Your objective: The entries follow. Copy every line in which "into" appears.

-- Extracted information follows --

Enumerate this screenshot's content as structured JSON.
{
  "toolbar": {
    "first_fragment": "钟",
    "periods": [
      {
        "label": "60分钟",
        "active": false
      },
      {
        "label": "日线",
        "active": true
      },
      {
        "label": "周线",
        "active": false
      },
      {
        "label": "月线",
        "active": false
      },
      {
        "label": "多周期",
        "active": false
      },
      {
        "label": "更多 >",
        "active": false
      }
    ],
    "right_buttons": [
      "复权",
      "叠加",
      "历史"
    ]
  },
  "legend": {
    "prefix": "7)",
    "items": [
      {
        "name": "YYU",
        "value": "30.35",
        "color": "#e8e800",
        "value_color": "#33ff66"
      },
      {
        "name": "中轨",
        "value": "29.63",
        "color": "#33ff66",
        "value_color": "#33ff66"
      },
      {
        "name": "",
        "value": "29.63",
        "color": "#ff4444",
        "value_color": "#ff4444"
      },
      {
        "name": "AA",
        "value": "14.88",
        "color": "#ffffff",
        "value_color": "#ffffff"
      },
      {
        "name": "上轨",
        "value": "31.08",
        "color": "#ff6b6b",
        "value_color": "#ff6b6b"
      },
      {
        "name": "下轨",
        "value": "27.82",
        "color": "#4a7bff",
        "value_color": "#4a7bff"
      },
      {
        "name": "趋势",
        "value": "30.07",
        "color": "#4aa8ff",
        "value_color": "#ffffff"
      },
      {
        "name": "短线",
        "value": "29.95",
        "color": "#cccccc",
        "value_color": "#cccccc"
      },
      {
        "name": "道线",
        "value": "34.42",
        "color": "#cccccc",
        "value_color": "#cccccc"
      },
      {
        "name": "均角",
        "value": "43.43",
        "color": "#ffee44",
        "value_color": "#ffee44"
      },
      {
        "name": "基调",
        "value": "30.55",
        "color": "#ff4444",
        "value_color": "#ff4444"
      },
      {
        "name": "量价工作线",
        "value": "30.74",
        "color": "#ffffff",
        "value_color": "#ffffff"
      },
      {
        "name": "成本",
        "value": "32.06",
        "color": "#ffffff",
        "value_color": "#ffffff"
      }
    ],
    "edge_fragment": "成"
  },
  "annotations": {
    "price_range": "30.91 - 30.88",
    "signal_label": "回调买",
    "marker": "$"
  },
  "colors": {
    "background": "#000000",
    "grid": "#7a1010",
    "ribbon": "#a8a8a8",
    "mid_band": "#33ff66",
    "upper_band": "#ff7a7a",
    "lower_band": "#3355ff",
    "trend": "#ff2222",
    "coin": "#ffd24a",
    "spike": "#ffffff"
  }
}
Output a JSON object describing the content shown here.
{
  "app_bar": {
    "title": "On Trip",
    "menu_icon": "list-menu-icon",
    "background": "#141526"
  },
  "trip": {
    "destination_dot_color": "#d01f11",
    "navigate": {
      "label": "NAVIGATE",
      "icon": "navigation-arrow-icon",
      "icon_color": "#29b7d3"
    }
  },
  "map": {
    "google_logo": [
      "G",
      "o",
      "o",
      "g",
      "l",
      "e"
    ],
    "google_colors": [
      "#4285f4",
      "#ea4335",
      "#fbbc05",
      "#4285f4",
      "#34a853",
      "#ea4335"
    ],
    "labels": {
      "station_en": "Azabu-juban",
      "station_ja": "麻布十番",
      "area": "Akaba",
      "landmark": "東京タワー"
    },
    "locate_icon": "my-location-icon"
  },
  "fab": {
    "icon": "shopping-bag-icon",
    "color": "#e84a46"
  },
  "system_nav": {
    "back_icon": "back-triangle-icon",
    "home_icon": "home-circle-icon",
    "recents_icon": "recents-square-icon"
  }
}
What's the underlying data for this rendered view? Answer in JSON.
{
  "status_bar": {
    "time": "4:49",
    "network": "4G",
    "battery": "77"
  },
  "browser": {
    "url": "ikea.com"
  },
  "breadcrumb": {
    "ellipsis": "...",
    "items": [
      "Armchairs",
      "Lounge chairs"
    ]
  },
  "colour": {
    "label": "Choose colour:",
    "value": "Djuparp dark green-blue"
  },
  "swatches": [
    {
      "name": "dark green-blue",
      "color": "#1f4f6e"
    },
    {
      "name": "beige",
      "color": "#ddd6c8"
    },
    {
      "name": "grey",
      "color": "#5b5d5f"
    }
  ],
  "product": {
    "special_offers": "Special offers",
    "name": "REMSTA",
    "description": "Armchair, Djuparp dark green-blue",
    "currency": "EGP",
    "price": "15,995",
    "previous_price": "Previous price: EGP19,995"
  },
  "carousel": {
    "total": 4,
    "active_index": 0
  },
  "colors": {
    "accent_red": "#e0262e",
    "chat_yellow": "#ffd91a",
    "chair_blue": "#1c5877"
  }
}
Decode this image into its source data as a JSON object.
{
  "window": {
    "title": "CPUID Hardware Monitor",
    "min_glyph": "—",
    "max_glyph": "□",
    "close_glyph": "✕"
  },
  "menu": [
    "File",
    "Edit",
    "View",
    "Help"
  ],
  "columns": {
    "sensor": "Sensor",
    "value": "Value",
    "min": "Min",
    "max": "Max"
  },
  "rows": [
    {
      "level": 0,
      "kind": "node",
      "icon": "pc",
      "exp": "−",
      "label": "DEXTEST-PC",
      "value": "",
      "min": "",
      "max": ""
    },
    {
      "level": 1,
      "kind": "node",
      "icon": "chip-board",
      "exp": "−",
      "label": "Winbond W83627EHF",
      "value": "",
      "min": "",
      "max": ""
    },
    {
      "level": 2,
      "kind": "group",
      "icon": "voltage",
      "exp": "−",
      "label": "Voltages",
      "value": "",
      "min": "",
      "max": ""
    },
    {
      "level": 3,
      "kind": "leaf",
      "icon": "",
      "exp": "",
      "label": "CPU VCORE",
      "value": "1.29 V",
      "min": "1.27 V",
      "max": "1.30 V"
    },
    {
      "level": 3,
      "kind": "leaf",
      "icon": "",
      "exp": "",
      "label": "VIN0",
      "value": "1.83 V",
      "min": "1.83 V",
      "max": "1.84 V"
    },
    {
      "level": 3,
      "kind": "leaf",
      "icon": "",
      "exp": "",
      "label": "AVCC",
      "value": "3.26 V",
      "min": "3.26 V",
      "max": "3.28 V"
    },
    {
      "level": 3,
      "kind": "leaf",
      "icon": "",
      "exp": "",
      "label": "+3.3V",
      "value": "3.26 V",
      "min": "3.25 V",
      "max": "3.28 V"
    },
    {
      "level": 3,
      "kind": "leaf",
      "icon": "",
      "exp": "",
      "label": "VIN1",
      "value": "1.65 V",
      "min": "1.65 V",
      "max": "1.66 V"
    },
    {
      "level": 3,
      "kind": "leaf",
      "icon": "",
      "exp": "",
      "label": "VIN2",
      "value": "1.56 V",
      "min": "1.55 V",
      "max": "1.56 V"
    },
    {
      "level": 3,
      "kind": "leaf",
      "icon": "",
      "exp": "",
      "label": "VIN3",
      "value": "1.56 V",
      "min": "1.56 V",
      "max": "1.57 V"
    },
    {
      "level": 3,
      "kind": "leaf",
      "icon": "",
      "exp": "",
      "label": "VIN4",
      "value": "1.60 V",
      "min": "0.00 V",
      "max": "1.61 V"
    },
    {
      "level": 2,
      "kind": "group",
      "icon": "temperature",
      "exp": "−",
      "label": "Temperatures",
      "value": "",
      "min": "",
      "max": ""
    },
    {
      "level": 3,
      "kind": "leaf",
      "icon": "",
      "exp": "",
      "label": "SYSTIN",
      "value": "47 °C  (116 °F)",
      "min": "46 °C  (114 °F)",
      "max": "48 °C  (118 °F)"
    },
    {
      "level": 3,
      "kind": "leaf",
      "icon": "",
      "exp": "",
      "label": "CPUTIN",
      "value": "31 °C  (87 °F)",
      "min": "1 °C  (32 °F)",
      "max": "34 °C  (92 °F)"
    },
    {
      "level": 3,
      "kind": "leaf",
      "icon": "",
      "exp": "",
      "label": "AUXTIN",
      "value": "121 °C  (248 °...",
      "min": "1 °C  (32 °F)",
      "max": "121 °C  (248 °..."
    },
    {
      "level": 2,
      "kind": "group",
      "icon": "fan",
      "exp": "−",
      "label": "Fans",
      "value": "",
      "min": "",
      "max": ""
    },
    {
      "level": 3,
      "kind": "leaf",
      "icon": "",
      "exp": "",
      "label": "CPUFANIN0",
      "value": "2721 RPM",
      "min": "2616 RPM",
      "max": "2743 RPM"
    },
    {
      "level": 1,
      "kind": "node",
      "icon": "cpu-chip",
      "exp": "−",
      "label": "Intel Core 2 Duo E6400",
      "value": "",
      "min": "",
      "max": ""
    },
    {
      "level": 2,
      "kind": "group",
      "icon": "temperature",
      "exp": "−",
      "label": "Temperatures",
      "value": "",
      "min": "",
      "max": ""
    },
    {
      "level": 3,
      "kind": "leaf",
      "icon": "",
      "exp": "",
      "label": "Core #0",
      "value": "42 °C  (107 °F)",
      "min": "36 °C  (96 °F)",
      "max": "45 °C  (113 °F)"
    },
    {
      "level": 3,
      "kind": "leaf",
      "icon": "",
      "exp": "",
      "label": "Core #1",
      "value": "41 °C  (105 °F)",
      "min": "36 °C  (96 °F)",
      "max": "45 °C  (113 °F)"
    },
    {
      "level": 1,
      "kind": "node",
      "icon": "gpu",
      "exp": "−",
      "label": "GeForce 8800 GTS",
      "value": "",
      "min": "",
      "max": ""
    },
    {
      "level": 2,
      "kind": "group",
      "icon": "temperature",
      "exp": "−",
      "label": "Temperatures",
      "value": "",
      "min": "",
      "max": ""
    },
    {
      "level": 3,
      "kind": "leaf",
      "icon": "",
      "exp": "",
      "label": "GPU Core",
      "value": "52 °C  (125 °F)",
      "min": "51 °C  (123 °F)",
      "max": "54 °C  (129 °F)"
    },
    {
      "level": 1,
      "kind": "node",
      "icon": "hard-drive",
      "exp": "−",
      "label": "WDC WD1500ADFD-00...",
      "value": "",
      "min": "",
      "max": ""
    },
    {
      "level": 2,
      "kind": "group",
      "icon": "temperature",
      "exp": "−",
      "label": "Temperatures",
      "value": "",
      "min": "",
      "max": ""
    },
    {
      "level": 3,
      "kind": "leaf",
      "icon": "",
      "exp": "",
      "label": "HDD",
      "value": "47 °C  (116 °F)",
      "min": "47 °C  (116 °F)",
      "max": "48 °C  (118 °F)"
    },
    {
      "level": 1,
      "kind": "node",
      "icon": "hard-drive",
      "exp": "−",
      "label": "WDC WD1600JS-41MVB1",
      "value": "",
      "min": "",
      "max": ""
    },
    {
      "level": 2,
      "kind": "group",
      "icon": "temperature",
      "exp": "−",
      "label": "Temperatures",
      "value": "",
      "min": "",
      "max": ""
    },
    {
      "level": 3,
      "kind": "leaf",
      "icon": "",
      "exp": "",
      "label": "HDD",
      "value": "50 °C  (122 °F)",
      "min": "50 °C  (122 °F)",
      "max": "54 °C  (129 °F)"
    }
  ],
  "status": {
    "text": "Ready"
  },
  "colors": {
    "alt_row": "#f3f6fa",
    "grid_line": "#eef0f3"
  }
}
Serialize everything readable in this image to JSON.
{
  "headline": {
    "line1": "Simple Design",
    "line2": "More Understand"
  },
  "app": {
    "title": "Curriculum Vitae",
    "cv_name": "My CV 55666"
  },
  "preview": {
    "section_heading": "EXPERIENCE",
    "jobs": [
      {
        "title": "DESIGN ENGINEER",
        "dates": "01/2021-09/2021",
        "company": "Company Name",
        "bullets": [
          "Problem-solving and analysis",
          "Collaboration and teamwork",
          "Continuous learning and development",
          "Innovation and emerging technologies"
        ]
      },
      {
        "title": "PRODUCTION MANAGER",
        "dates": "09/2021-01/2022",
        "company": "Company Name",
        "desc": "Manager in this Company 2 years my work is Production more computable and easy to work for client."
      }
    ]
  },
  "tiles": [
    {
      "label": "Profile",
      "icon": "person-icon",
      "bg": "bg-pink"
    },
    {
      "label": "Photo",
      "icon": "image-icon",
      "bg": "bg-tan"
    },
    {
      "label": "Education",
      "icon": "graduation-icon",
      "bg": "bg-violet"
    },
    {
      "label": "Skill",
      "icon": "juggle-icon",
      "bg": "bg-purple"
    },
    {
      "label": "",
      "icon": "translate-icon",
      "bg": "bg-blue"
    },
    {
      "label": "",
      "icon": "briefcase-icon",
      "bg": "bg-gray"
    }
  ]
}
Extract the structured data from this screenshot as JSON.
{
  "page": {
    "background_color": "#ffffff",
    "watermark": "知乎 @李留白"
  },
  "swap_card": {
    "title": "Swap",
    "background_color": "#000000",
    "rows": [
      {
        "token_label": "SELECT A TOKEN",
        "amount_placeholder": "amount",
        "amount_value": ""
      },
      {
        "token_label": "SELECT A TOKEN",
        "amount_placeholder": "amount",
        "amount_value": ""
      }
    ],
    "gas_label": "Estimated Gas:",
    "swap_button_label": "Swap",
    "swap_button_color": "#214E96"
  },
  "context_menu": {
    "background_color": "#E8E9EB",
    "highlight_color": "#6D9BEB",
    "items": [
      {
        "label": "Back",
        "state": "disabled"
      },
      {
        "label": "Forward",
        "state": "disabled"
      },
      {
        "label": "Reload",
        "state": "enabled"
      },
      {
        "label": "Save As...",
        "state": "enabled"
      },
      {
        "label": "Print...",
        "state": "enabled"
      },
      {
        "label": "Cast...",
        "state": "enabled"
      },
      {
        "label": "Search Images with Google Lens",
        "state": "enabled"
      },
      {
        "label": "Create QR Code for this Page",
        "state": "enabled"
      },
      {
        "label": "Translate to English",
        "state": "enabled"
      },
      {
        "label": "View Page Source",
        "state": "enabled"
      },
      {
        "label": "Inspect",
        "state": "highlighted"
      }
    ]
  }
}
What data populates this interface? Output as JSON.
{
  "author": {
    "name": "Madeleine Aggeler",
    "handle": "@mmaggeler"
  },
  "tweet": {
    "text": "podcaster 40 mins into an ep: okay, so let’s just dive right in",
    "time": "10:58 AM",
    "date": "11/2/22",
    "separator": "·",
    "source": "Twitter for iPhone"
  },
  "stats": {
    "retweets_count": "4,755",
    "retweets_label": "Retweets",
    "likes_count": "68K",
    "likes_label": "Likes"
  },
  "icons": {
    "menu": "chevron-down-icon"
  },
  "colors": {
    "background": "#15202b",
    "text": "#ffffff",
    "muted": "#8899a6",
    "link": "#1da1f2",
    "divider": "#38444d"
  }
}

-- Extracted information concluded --

Result of this task:
Decode this image into its source data as a JSON object.
    "text": "podcaster 40 mins into an ep: okay, so let’s just dive right in",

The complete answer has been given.